|Bluehost||Entry Level Website Hosting||$4.95/Month||No|
|FireHost||Security and Compliance||$200/Month||No|
|GoDaddy||Managed WordPress Hosting||$14.99/Month||No|
|HostGator||Entry Level Website Hosting||$3.96/Month||Yes|
|Pagely||Managed WordPress Hosting||$24/Month||No|
|Rackspace||Scalable Cloud Hosting||$150/Month||No|
|SiteGround||Entry Level Website||$3.95/Month||Yes|
|Synthesis||WordPress Specific Hosting||$27/Month||Yes|
|WiredTree||Mid-Level WordPress Hosting||$44/Month||No|
|WP Engine||Managed WordPress Hosting||$29/Month||Yes|

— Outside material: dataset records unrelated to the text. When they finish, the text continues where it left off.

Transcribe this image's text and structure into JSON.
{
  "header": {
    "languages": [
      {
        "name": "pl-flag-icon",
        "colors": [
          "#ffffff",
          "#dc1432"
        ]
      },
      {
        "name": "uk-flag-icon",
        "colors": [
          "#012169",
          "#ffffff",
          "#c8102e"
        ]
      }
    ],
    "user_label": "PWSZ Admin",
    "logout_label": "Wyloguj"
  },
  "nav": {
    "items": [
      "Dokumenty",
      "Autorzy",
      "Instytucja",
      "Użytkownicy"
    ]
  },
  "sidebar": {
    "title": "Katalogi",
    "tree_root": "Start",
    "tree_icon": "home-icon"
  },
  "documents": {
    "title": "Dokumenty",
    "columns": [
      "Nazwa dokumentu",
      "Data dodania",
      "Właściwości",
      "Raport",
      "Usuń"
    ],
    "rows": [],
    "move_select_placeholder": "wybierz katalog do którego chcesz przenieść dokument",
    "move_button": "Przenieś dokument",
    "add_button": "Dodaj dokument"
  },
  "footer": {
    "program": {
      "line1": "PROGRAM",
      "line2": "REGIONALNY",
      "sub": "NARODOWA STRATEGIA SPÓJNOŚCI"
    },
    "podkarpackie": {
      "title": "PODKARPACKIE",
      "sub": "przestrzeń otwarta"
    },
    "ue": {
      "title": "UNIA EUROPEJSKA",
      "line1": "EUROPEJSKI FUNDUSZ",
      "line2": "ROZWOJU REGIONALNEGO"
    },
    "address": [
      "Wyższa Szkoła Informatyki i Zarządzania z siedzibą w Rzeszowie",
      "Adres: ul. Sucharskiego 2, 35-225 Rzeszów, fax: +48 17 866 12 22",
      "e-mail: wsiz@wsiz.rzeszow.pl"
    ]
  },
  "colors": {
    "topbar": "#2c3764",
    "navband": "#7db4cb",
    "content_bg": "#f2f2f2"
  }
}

Thankfully, time has past, WordPress usage has grown, and the internet has spawned a variety of strong hosting providers that not only support WordPress, they specialize in it. From WP Engine and Synthesis to Page.ly and FireHost, hosting companies are realizing WordPress is a moneymaker. With WordPress usage at almost 20% of websites worldwide, WordPress hosting has jumped into a new level of availability.
WordPress Hosting is Now Like the 31 Flavors of Baskin-Robbins
Choosing the right company depends on a variety of considerations and there is no one answer that will serve all users.
- Firehost, for example, specializes in compliance and security. If you want a managed cloud solution, but require special attention due to PCI 2.0 ir HIPPA compliance, Firehost is an excellent option.
- If compliance is not your issue, but scalability is, Rackspace is great hosting company. Their price point is higher than most, but their support is superb.
- If you want complete hands off hosting management, companies like WP Engine and Page.ly are great for not only managing your hosting, but also for taking care of your WordPress core and plugin updates. I, myself, am not a fan of my hosting company automatically updating my core and plugins, because I like to double check the website after each plugin update. However, for novice users, this is a huge selling feature.
- Then we flip to other ends of the spectrum and niche industry hosting. There are small players like EmmanuelPress, that focus on small niche markets like church website hosting. If you’re in a really niche industry and you want someone who is completely focused on you and your sector, then niche hosting is a good path.
- If you’re a Genesis child theme user, Synthesis is a great option because it is ran by the folks who created the Genesis Framework. They support other WordPress frameworks and themes as well, although this fit might not seem nearly as rock solid as for an existing or soon to be Genesis users.
Education Yourself and Do Research Before You Buy
My recommendation for any website hosting decision is to not Google “cheap website hosting” and pick the first company you see. You’ll having nothing but performance issues and uphappy website visitors.
Go with a company that fits your requirements, your traffic volumes, and your required level of technical support. Ask for recommendations and listen to those of us that loudly warn you against specific hosts. If we’re adamant about one of the companies, there is a reason. It means we’ve walked down that path and there is a better road to migration, hosting, and happy website visitors.
Author’s Update on April 29, 2013: Last week we moved a client from Rackspace’s cloud hosting (due to inconsistent performance) over to Synthesis. The process was smooth, easy, and the performance at Synthesis was great. It was our first experience with this provider, but a good one.
Author’s Update on July 23, 2013: Today we moved another client to Synthesis and convinced another new client to sign up. Why? Because we’ve had great success since our first move in April. Multiple websites have gone live on their WordPress hosting and clients see immediate speed improvements. To us that is priceless.
Author’s Update on June 17, 2014: Today I added SiteGround to our list. After receiving a slew of positive feedback on them from trusted WordPress friends, I had to stop and talk to them at WordCamp Chicago last weekend. They were just as good as everyone had promised. If you are seeking intro level hosting, I’d highly recommend you give SiteGround at try.
Author Update on May 12, 2015: This month we began migrating our dedicated servers and websites over to WP Engine. I have to say the support has been phenomenal. I am extremely happy with the move and our dedicated server at WP Engine.